Scan the entries for lines with the word "title", then copy those lines.

::::::::

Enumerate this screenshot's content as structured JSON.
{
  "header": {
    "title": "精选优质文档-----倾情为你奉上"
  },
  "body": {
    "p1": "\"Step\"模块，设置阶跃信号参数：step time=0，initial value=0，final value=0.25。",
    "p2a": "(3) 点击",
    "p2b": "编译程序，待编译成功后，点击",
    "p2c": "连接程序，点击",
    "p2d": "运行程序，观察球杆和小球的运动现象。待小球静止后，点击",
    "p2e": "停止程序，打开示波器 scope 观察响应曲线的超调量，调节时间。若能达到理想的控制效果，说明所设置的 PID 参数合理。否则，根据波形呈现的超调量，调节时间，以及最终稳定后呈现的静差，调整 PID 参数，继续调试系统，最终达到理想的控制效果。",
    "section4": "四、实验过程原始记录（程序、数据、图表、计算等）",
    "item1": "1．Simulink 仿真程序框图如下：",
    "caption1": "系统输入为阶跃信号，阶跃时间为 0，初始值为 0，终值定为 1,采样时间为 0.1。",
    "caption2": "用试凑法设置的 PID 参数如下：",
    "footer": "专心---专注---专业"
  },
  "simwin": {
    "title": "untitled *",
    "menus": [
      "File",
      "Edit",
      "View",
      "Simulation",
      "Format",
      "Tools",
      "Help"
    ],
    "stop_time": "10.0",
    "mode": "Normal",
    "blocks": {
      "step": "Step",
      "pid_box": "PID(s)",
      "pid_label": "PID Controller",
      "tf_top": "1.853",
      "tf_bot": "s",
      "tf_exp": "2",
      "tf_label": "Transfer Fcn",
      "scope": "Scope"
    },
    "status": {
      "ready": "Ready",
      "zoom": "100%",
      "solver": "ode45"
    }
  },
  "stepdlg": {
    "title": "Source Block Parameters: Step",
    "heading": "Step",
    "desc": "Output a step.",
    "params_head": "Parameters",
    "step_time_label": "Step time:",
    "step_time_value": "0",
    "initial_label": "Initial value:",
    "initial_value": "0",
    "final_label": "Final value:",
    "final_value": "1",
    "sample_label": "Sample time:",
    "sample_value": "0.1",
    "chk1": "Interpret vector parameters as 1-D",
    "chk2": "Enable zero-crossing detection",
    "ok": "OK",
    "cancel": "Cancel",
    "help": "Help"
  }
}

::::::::

◆ Exercise output:
    "title": "精选优质文档-----倾情为你奉上"
    "title": "untitled *",
    "title": "Source Block Parameters: Step",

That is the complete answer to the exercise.